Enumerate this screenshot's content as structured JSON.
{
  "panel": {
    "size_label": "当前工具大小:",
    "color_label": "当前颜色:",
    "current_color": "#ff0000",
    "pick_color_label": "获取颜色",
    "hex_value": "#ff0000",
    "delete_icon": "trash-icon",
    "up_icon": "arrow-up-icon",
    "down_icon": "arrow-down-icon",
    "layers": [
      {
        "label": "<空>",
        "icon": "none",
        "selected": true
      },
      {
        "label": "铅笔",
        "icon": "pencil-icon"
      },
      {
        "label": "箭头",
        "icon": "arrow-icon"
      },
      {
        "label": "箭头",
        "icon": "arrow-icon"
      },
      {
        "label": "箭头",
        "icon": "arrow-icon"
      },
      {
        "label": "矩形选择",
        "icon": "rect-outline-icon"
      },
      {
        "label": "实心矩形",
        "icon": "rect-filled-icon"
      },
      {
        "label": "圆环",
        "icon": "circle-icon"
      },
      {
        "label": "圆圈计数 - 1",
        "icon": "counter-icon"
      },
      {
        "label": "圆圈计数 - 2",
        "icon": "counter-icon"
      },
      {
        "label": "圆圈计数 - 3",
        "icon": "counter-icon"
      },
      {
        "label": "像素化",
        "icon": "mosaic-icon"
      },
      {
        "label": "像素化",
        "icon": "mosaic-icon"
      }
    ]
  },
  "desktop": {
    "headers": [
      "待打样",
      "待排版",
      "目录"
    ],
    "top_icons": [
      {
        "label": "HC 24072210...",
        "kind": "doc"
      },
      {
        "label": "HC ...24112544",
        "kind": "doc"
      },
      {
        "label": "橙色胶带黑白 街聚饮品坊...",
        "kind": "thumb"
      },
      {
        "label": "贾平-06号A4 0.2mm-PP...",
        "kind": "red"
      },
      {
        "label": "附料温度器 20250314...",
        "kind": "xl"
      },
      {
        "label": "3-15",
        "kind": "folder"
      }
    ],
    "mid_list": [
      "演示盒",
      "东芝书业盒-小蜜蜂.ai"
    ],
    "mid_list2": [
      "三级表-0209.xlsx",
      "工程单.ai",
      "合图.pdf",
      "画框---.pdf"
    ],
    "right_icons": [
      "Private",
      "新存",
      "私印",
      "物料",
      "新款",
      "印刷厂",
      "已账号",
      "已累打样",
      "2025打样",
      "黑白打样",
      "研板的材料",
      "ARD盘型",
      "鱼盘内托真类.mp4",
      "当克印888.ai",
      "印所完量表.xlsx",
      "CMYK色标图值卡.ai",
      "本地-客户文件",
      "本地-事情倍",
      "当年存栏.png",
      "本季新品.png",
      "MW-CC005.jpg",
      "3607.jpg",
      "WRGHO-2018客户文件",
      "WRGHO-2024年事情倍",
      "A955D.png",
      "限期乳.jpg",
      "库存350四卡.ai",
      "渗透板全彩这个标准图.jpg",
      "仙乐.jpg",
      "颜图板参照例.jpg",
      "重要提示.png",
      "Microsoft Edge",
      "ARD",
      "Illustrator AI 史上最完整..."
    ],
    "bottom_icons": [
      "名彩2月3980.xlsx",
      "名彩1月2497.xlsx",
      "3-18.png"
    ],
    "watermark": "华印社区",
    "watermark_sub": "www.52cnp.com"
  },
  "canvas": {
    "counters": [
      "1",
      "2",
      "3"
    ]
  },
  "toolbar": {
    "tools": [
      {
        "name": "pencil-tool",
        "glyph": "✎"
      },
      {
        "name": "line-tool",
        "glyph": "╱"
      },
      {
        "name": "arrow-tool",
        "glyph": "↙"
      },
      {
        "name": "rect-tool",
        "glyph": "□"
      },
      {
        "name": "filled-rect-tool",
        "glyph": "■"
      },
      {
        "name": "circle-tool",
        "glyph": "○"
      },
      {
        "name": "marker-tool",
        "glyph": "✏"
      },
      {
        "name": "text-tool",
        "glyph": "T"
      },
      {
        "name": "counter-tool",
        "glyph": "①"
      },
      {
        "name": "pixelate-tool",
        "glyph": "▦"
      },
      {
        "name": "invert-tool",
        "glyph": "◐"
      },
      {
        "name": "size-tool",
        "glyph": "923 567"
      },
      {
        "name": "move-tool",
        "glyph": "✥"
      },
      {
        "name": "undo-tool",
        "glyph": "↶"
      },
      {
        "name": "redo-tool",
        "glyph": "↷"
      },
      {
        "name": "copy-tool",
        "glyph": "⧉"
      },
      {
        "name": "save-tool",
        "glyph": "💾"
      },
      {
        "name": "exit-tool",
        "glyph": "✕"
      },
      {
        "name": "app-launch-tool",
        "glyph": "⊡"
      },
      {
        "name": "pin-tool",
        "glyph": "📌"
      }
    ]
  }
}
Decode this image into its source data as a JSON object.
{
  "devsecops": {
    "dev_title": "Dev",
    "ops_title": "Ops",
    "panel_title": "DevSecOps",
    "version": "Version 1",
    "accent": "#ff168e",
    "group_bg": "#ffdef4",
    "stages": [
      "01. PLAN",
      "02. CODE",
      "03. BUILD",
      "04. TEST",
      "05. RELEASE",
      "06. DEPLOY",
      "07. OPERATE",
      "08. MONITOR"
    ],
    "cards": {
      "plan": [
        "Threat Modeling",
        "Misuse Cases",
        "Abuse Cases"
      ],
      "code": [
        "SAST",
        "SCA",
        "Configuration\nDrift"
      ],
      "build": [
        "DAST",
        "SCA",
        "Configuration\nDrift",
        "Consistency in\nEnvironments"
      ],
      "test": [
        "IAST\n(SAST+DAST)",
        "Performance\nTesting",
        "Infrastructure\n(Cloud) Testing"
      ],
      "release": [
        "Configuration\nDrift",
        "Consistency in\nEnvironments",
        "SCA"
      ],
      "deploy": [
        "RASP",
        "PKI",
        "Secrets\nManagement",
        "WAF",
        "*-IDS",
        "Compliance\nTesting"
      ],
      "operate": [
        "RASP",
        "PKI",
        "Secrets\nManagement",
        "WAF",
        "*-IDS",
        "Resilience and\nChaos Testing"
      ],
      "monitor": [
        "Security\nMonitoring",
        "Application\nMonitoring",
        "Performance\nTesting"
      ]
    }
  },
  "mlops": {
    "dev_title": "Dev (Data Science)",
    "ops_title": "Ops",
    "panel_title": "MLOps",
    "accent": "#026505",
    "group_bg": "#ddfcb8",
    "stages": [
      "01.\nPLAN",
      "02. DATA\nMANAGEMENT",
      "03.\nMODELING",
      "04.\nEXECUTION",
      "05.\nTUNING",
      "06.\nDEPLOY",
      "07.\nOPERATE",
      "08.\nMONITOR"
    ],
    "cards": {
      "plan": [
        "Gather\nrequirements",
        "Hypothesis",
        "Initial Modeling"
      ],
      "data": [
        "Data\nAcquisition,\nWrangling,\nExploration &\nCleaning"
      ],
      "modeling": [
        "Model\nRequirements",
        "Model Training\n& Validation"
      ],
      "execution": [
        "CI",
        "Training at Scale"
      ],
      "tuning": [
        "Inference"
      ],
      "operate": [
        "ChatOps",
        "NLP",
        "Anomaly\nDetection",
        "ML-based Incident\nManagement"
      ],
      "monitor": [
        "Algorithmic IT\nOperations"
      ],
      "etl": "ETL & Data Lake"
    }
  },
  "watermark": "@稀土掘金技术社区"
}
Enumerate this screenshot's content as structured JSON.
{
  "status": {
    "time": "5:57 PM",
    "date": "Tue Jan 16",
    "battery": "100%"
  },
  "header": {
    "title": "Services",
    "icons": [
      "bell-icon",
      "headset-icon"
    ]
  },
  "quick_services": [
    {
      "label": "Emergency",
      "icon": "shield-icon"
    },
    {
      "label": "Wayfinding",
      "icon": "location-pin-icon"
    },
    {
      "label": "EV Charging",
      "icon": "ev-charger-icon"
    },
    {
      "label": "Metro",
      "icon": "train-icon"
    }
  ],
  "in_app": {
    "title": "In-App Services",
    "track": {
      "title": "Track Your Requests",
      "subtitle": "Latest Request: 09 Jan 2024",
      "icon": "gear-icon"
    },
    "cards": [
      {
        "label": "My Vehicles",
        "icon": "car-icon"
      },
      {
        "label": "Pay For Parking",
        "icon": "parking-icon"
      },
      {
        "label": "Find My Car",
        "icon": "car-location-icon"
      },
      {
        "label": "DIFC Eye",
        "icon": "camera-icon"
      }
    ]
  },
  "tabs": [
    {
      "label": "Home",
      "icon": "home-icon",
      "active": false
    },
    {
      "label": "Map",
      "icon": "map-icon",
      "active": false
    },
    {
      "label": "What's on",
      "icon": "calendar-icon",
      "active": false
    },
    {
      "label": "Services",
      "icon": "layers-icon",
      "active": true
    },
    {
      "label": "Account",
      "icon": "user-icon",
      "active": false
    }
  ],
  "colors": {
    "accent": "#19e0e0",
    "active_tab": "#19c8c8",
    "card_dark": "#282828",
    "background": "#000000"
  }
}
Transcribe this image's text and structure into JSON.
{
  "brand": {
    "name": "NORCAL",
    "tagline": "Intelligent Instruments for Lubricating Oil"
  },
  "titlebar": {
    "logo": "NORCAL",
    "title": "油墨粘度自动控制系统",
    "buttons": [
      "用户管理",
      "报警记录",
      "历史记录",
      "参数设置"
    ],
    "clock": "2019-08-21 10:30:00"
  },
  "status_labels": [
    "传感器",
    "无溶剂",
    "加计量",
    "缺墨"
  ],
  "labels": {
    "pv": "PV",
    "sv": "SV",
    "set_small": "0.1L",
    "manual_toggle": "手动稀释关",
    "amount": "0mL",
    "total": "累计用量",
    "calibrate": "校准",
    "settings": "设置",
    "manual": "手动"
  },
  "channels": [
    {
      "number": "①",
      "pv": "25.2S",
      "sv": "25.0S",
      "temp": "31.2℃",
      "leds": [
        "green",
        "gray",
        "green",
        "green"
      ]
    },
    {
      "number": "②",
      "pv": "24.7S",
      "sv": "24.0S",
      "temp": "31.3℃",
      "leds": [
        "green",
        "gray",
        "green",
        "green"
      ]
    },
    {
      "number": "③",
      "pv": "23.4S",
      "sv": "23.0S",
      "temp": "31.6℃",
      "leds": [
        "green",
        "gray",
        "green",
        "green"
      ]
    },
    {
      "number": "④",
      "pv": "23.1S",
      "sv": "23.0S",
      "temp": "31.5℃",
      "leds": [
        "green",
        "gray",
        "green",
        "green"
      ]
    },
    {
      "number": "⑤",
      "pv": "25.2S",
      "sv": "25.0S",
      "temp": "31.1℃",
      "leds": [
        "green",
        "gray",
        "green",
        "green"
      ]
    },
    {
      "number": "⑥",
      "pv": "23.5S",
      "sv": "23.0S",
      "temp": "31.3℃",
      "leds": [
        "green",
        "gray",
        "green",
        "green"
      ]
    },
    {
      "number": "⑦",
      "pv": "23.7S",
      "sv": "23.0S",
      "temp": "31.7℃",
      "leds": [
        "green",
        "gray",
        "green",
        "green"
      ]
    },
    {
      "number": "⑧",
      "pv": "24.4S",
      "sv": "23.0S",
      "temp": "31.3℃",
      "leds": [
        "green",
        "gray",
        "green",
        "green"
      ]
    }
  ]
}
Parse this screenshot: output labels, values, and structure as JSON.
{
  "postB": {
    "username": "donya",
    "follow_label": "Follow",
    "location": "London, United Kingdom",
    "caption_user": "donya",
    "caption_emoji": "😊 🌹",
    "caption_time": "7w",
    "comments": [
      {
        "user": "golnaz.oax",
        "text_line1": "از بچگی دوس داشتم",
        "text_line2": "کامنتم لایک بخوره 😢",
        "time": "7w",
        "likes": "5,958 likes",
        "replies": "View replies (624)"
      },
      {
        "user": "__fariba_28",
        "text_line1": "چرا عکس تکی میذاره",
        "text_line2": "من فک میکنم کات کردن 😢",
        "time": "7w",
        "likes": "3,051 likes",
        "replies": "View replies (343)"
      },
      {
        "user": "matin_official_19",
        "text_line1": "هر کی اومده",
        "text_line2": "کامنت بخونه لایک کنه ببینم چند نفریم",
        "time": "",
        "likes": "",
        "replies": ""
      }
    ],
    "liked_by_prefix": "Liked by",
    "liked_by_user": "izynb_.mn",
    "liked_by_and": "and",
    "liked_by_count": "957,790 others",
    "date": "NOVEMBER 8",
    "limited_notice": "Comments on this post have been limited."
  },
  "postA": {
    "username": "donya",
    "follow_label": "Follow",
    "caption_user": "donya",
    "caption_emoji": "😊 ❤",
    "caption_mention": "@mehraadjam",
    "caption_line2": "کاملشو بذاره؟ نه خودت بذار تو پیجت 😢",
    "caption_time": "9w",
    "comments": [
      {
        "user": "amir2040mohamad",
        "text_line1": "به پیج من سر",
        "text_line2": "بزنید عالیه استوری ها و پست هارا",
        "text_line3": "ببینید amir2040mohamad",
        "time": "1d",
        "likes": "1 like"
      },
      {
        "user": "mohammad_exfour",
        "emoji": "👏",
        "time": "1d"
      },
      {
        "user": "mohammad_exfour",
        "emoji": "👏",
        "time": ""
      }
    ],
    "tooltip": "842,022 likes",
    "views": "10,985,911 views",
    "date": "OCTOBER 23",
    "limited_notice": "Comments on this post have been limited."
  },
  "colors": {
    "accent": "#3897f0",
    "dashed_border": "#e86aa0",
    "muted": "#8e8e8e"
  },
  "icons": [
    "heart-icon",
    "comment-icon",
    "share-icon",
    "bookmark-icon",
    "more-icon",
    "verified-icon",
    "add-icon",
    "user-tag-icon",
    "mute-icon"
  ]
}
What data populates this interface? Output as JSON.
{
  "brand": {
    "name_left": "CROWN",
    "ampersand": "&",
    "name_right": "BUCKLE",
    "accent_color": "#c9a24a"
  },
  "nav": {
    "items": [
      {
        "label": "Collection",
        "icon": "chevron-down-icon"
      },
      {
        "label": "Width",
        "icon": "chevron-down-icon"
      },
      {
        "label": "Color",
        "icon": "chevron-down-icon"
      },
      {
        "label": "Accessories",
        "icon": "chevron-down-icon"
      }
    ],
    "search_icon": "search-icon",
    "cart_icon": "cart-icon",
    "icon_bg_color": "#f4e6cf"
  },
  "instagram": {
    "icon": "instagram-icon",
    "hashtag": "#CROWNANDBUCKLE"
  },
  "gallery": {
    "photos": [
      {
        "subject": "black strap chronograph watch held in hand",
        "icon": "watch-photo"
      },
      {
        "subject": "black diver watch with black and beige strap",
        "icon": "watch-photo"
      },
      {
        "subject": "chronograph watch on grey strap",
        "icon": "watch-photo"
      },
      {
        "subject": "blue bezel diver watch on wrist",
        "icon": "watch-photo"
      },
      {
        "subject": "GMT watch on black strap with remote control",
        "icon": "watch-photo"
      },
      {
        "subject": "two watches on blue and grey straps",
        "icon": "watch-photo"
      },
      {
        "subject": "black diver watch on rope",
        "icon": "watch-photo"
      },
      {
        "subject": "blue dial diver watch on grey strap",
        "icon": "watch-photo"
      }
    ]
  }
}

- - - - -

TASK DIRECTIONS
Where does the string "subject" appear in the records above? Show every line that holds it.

YOUR RESPONSE
        "subject": "black strap chronograph watch held in hand",
        "subject": "black diver watch with black and beige strap",
        "subject": "chronograph watch on grey strap",
        "subject": "blue bezel diver watch on wrist",
        "subject": "GMT watch on black strap with remote control",
        "subject": "two watches on blue and grey straps",
        "subject": "black diver watch on rope",
        "subject": "blue dial diver watch on grey strap",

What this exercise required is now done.